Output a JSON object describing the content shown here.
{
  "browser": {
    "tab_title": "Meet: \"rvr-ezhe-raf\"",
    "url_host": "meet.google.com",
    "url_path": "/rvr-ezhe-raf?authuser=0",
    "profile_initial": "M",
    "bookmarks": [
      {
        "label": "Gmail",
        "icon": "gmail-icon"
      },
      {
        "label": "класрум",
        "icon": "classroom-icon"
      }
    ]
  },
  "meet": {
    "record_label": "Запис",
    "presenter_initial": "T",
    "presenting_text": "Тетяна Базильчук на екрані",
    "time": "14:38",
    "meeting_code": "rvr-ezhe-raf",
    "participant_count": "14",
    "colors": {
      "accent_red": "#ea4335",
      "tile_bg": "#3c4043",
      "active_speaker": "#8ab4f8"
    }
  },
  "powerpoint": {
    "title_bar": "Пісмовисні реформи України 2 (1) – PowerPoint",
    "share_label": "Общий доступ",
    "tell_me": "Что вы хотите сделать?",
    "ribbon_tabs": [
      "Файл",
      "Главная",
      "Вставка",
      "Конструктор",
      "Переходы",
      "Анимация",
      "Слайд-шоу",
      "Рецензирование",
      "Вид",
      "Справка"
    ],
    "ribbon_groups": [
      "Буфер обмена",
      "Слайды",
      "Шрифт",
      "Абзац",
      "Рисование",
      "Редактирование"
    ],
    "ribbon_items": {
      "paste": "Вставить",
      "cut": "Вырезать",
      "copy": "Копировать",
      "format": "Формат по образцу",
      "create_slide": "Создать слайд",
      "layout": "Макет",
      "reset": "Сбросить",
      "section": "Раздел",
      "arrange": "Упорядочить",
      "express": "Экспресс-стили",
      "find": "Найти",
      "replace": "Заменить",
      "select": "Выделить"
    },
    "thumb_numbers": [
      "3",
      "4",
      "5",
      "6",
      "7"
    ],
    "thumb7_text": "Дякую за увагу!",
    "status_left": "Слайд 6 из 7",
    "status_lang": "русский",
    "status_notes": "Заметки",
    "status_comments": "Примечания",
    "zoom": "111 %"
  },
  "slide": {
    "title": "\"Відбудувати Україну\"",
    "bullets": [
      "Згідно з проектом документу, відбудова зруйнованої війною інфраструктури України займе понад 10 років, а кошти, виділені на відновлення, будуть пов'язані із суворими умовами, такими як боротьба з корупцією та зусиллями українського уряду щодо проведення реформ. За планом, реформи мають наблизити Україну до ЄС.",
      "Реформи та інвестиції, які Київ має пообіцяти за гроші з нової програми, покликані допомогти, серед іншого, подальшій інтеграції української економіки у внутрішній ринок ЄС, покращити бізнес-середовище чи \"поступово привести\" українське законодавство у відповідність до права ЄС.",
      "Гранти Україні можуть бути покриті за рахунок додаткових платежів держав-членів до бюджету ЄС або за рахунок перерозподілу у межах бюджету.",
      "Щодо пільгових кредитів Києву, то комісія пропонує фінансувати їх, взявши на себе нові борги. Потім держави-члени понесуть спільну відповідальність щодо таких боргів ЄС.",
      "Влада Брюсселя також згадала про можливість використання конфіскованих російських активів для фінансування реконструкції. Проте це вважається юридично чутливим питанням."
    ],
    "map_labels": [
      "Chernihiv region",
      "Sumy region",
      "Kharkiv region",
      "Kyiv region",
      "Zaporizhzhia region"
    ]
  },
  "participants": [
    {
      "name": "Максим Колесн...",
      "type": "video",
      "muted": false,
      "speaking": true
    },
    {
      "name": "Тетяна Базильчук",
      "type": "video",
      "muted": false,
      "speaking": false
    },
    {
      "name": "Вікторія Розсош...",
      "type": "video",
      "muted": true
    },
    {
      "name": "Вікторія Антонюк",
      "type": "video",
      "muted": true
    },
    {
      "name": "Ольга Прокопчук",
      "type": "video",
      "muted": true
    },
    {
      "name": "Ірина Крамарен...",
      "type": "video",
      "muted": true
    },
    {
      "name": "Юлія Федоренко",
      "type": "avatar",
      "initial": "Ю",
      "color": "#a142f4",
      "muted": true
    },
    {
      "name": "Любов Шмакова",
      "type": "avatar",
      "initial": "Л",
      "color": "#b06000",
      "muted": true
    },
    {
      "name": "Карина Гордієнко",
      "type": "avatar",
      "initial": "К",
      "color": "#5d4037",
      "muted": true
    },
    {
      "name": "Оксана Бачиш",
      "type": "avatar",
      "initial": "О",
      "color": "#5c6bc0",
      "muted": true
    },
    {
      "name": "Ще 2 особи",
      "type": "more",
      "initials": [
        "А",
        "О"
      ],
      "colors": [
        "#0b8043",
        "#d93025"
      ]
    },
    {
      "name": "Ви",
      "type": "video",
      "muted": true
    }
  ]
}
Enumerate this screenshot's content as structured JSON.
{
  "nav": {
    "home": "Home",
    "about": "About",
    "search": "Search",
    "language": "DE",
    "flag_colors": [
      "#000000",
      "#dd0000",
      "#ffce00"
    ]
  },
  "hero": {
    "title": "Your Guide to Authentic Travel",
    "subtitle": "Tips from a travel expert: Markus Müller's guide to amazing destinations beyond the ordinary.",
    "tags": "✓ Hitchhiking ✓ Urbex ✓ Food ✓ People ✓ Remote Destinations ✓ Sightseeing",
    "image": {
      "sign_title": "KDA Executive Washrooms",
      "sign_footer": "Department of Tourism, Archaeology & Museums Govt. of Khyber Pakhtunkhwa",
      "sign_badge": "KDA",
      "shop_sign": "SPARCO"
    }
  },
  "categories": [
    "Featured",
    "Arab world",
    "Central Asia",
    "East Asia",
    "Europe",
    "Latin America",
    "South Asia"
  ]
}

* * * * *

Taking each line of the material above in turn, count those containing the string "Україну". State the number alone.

2